The World Health Organization (WHO) has declared the monkeypox outbreak in more than 50 countries an “emergency of international concern”. More than 16,500 cases of monkeypox have been reported globally.
WHO Director-General Tedros Adhanom Ghebreyesus made the decision to issue the declaration despite a lack of consensus among experts serving on the UN health agency’s emergency committee. It was the first time the chief of the UN health agency has taken such an action.
“We have an outbreak that has spread around the world rapidly through new modes of transmission about which we understand too little and which meets the criteria in the international health regulations,” Tedros said on Saturday.
“I know this has not been an easy or straightforward process and that there are divergent views among the members” of the committee, he added.
Tedros said there are now more than 16 thousand reported cases from 75 countries and territories, and five deaths.
A global emergency is WHO’s highest level of alert, but the designation does not necessarily mean a disease is particularly transmissible or lethal.
WHO’s emergencies chief, Dr. Michael Ryan, said the director-general made the decision to put monkeypox in that category to ensure the gobal community takes the current outbreak seriously.
The WHO had recently called for “urgent” action to prevent the spread of monkeypox in Europe.
Infections in Europe represent about 90 percent of the global total of cases, and 31 countries in the European region have now identified cases, WHO Regional Director for Europe Dr Hans Henri Kluge said on July 1.
“Today, I am intensifying my call for governments and civil society to scale up efforts … to prevent monkeypox from establishing itself across a growing geographical area,” Kluge said in a statement at the time.

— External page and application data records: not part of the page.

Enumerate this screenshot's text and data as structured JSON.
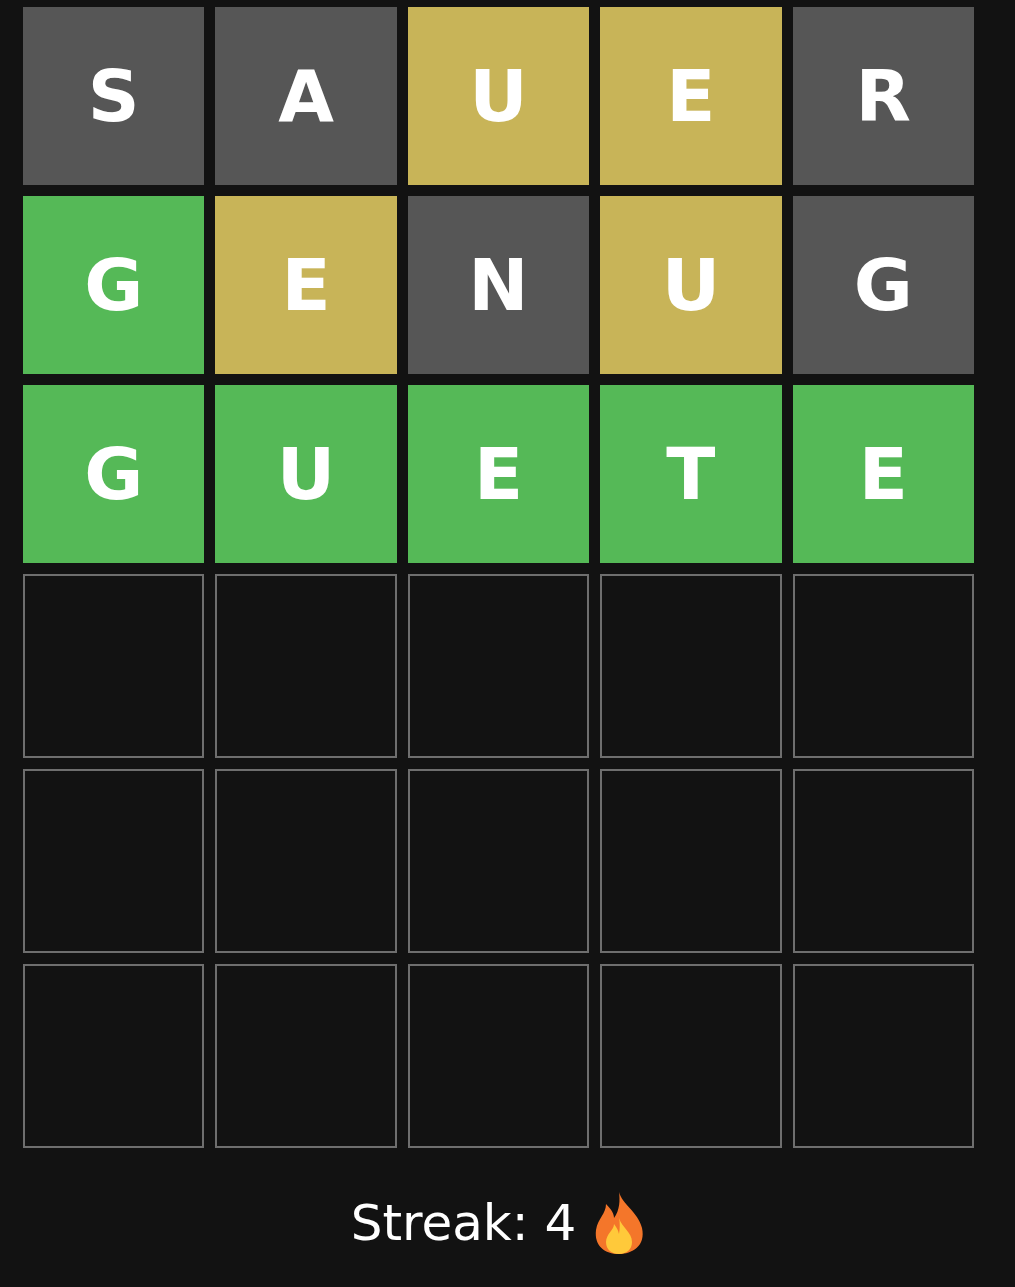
{
  "rows": [
    {
      "tiles": [
        {
          "letter": "S",
          "kind": "absent"
        },
        {
          "letter": "A",
          "kind": "absent"
        },
        {
          "letter": "U",
          "kind": "present"
        },
        {
          "letter": "E",
          "kind": "present"
        },
        {
          "letter": "R",
          "kind": "absent"
        }
      ]
    },
    {
      "tiles": [
        {
          "letter": "G",
          "kind": "correct"
        },
        {
          "letter": "E",
          "kind": "present"
        },
        {
          "letter": "N",
          "kind": "absent"
        },
        {
          "letter": "U",
          "kind": "present"
        },
        {
          "letter": "G",
          "kind": "absent"
        }
      ]
    },
    {
      "tiles": [
        {
          "letter": "G",
          "kind": "correct"
        },
        {
          "letter": "U",
          "kind": "correct"
        },
        {
          "letter": "E",
          "kind": "correct"
        },
        {
          "letter": "T",
          "kind": "correct"
        },
        {
          "letter": "E",
          "kind": "correct"
        }
      ]
    },
    {
      "tiles": [
        {
          "kind": "empty"
        },
        {
          "kind": "empty"
        },
        {
          "kind": "empty"
        },
        {
          "kind": "empty"
        },
        {
          "kind": "empty"
        }
      ]
    },
    {
      "tiles": [
        {
          "kind": "empty"
        },
        {
          "kind": "empty"
        },
        {
          "kind": "empty"
        },
        {
          "kind": "empty"
        },
        {
          "kind": "empty"
        }
      ]
    },
    {
      "tiles": [
        {
          "kind": "empty"
        },
        {
          "kind": "empty"
        },
        {
          "kind": "empty"
        },
        {
          "kind": "empty"
        },
        {
          "kind": "empty"
        }
      ]
    }
  ],
  "streak": "Streak: 4"
}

The UN agency estimates that the disease can be fatal, but smallpox vaccines are protective and some antiviral drugs are also being developed.
More to follow…